-- Task details --
Go through the entries below and collect each line with the string "title" in it.

-- Extracted material --

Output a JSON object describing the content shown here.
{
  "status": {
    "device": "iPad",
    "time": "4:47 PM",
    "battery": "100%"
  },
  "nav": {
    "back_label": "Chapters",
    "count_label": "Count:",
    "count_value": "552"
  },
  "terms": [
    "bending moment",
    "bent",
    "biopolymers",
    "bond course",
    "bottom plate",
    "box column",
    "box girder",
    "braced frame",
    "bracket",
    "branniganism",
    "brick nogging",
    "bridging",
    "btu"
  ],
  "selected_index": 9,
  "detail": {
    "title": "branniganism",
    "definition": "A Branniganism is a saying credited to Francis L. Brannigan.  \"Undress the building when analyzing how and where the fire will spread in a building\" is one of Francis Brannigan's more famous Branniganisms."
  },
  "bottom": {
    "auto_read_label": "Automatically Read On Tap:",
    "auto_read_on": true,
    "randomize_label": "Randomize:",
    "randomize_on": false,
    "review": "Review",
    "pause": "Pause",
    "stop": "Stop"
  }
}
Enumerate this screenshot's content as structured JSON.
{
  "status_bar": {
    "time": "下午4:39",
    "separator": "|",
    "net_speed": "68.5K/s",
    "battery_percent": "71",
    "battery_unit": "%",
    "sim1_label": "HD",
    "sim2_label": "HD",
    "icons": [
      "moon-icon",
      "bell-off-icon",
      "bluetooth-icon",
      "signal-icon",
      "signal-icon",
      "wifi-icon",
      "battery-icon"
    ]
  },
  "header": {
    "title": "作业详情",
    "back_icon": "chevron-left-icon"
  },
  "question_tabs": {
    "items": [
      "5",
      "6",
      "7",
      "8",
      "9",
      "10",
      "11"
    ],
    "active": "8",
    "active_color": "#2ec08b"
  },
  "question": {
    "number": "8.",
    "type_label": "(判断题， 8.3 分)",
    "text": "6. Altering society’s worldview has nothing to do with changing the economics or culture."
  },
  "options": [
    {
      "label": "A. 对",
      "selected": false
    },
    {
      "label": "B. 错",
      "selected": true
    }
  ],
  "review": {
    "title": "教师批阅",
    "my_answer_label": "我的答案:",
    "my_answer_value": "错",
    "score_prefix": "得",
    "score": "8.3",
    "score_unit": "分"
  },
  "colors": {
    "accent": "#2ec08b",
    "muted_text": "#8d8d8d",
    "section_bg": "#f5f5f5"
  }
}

-- Solution for this exercise --
    "title": "branniganism",
    "title": "作业详情",
    "title": "教师批阅",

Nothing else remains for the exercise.